He live streams, too. That was the original purpose of Tu, an idea sparked from watching Street Fighter tournaments in real time online. While studying sound engineering in Bayamón at the Colegio de Cinematografía, Artes y Televisión, Morales realized the same process could easily be applied to shows.

What makes Tu especially important, though, is that Morales is documenting the local scene specifically. San Juan has a small but stellar offering of niche blogs and alternative outlets already, but they’re not video-based. And there are plenty of online series around the world that set up live sets in nontraditional spots, like vans or laundromats, and no shortage of radio sessions and record store sets, either. But the focus of most is much broader, regularly featuring acts hailing from anywhere as they happen to roll through town.

Tu, however, is hyperlocal. By honing in primarily on San Juan, Morales has basically created a visual encyclopedia of its dynamic independent music landscape, cataloging everything from hip-hop to punk to reggae – even comedy bands and an artist who pairs 8-bit pop with an electronic ukelele.

“We don’t have to envy any other country’s music; our music is the shit.”

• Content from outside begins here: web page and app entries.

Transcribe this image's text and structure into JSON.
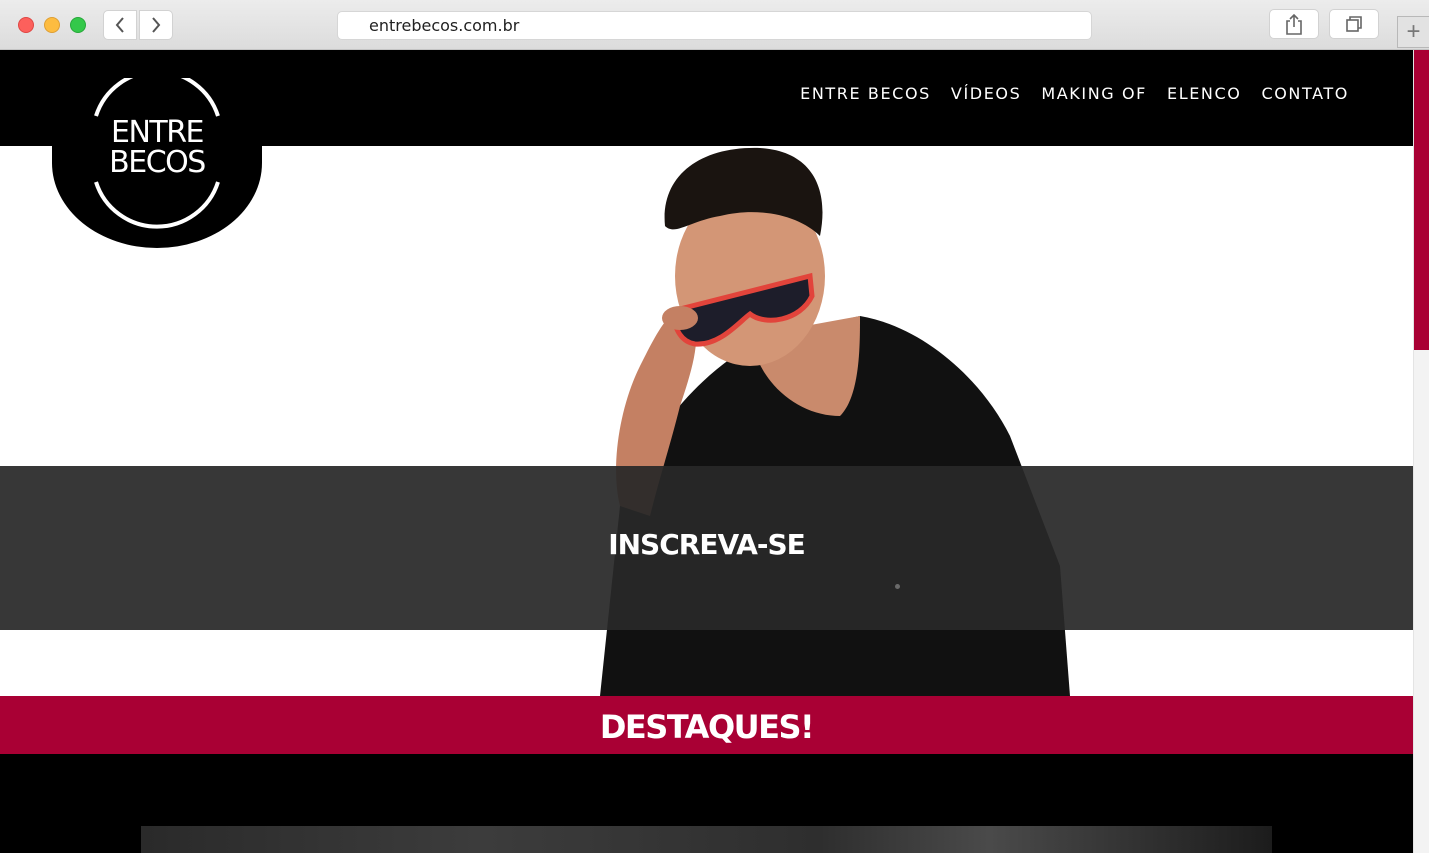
{
  "browser": {
    "url": "entrebecos.com.br",
    "new_tab_symbol": "+"
  },
  "site": {
    "logo": {
      "line1": "ENTRE",
      "line2": "BECOS"
    },
    "nav": [
      {
        "label": "ENTRE BECOS"
      },
      {
        "label": "VÍDEOS"
      },
      {
        "label": "MAKING OF"
      },
      {
        "label": "ELENCO"
      },
      {
        "label": "CONTATO"
      }
    ],
    "hero": {
      "cta": "INSCREVA-SE"
    },
    "section": {
      "title": "DESTAQUES!"
    }
  },
  "colors": {
    "accent": "#a90034",
    "header_bg": "#000000",
    "band_bg": "#282828"
  },
  "icons": [
    "back-chevron-icon",
    "forward-chevron-icon",
    "share-icon",
    "tabs-icon",
    "plus-icon"
  ]
}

“I really like the fact that Puerto Rico is so little in a world map, but its music is really something else,” he says. “Like Pelu [of skate-punk band Diente Perro] once told me, ‘We don’t have to envy any other country’s music; our music is the shit.’”

Morales has run a studio since 2004, first in Aguas Buenas, an hour south of the capital. Now he’s located closer to the city, where he edits the immense amounts of footage amassed from venues like El Local, La Respuesta, and Club 77, plus bars and unexpected spots where pop-up shows take place. He offers studio session videos, too — personalized ones. (At the moment, he’s accumulated more than 40 of those, and that’s in addition to the 100 separate shows he’s filmed).

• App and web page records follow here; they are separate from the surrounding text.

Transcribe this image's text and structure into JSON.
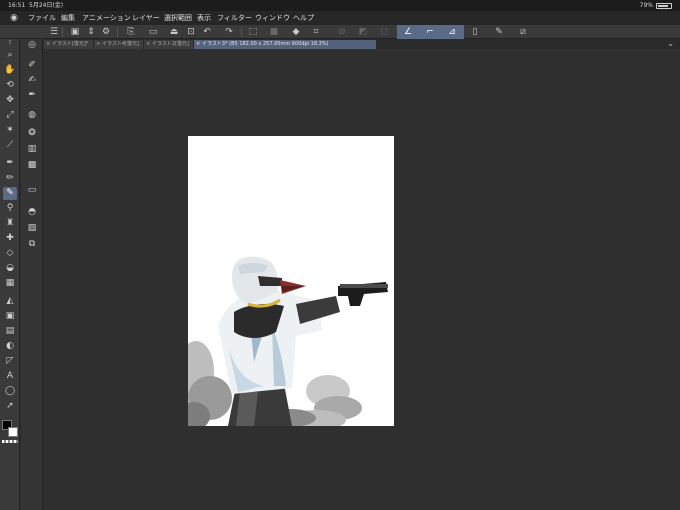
{
  "status": {
    "time": "16:51",
    "date": "5月24日(金)",
    "battery": "79%"
  },
  "menu": {
    "items": [
      "ファイル",
      "編集",
      "アニメーション",
      "レイヤー",
      "選択範囲",
      "表示",
      "フィルター",
      "ウィンドウ",
      "ヘルプ"
    ]
  },
  "tabs": [
    {
      "label": "イラスト[復元]*"
    },
    {
      "label": "イラスト4[復元]"
    },
    {
      "label": "イラスト2[復元]"
    },
    {
      "label": "イラスト3* (B5 182.00 x 257.00mm 600dpi 18.3%)"
    }
  ],
  "colors": {
    "accent": "#5b6a86",
    "tab_active": "#54627c"
  },
  "icons": {
    "main_tools": [
      "search-icon",
      "hand-icon",
      "zoom-rotate-icon",
      "move-icon",
      "transform-icon",
      "magic-wand-icon",
      "eyedropper-icon",
      "pen-icon",
      "pencil-icon",
      "brush-icon",
      "airbrush-icon",
      "decoration-icon",
      "blend-icon",
      "eraser-icon",
      "fill-icon",
      "gradient-icon",
      "frame-icon",
      "ruler-icon",
      "text-icon",
      "balloon-icon",
      "lasso-icon",
      "correct-line-icon"
    ],
    "sub_tools": [
      "navigator-icon",
      "layer-property-icon",
      "layer-search-icon",
      "tone-icon",
      "color-wheel-icon",
      "color-slider-icon",
      "color-set-icon",
      "intermediate-color-icon",
      "approximate-color-icon",
      "color-history-icon",
      "layer-icon",
      "material-icon",
      "sub-view-icon"
    ]
  }
}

Morales has covered the recording room in a bright grassy hue — sheets, paint, and even the soundproofing foam — for a makeshift wall-to-wall green screen. The backdrops he imposes range from psychedelic to downright silly to vaporwave-style digital surrealism, like in a clip of José Daniel (the chiptune-electronic-uke musician) covering “Empire Ants” from Gorillaz and Little Dragon.

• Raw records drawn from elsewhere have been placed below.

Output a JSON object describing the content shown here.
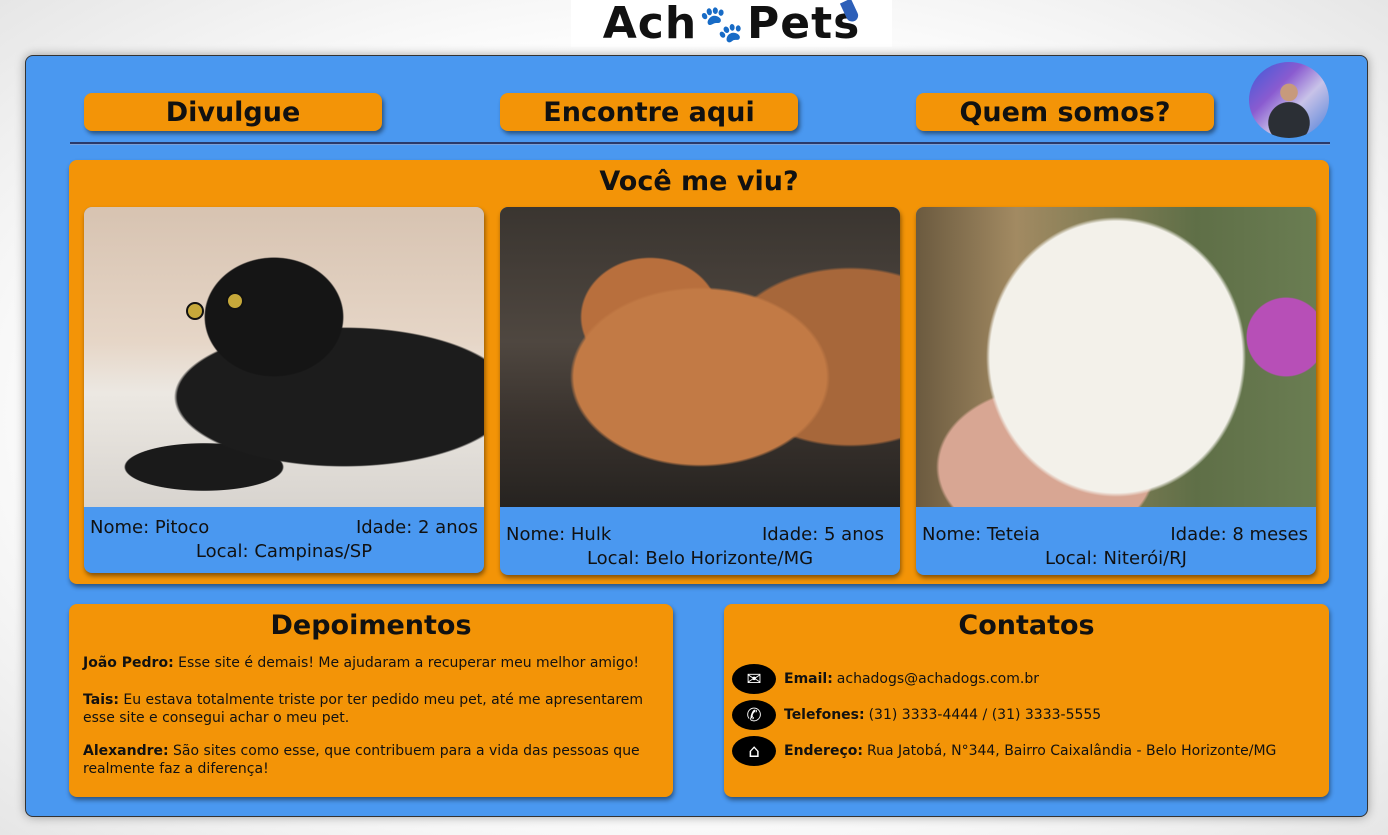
{
  "logo": {
    "text_a": "Ach",
    "text_b": "Pets",
    "paw_icon": "paw-icon"
  },
  "nav": {
    "items": [
      {
        "label": "Divulgue"
      },
      {
        "label": "Encontre aqui"
      },
      {
        "label": "Quem somos?"
      }
    ]
  },
  "seen": {
    "title": "Você me viu?",
    "pets": [
      {
        "name": "Nome: Pitoco",
        "age": "Idade: 2 anos",
        "location": "Local: Campinas/SP",
        "photo": "black-cat-photo"
      },
      {
        "name": "Nome: Hulk",
        "age": "Idade: 5 anos",
        "location": "Local: Belo Horizonte/MG",
        "photo": "brown-dog-photo"
      },
      {
        "name": "Nome: Teteia",
        "age": "Idade: 8 meses",
        "location": "Local: Niterói/RJ",
        "photo": "white-cockatoo-photo"
      }
    ]
  },
  "testimonials": {
    "title": "Depoimentos",
    "items": [
      {
        "author": "João Pedro:",
        "text": "Esse site é demais! Me ajudaram a recuperar meu melhor amigo!"
      },
      {
        "author": "Tais:",
        "text": "Eu estava totalmente triste por ter pedido meu pet, até me apresentarem esse site e consegui achar o meu pet."
      },
      {
        "author": "Alexandre:",
        "text": "São sites como esse, que contribuem para a vida das pessoas que realmente faz a diferença!"
      }
    ]
  },
  "contacts": {
    "title": "Contatos",
    "items": [
      {
        "label": "Email:",
        "value": "achadogs@achadogs.com.br",
        "icon": "envelope-icon"
      },
      {
        "label": "Telefones:",
        "value": "(31) 3333-4444 / (31) 3333-5555",
        "icon": "phone-icon"
      },
      {
        "label": "Endereço:",
        "value": "Rua Jatobá, N°344, Bairro Caixalândia - Belo Horizonte/MG",
        "icon": "home-icon"
      }
    ]
  },
  "colors": {
    "accent": "#f39407",
    "background": "#4a98f0"
  }
}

Morales says Daniel is “a musical genius.” Another one he’s excited about is El Diablo from Petirrojo.

“We were trying new effects with the green screen,” he says. “And they’re one of the new upcoming bands that has what it takes to take it to make it in the music industry, once they figure out the angles.”

When he talks about bands he’s recorded, shows he documented, and files he’s yet to edit, Morales is visibly pumped. That’s crucial to continuing to do what he does, really. Catering so closely to the underground is maybe the least lucrative choice he could have made after deciding to offer any kind of recording services. Morales isn’t working with the absolute top-of-the-line equipment, but even charging appropriately with the gear he’s got, he struggles to turn even a meager profit. He’s even sold a lot of his personal equipment (he’s a musician, too) to keep Tu afloat.

“I think it’s more important for the material to come out,” he says. “Sure, it would be nice to stream and record mainstream artists, but I’m starting with the people I know and care about first to give them a little boost so they can be one step further to reach their goals. And I’m leveling up as I go. I still have much to learn, but I’m getting better at a steady pace.”

A lot of the skills Morales already has were acquired in school, but YouTube tutorials can be a boon to his — and anyone’s — continued education. He’s perpetually learning and improving, while also plotting the logistics of a more financially sustainable Tu The latter in particular won’t be easy, but Morales’ gusto for Puerto Rico’s independent music scene will definitely help.

“We have a lot of talented musicians but I have seen so many disappear or simply just quit, because life in Puerto Rico is hard, especially for musicians…” he says. “I’m 100 percent convinced that we haven’t had a real chance to show what we’re really made of. That’s one of the main reasons I want to make Tu happen at a larger scale: We have the talent, but what we need is a channel to send the message clearly and effectively.”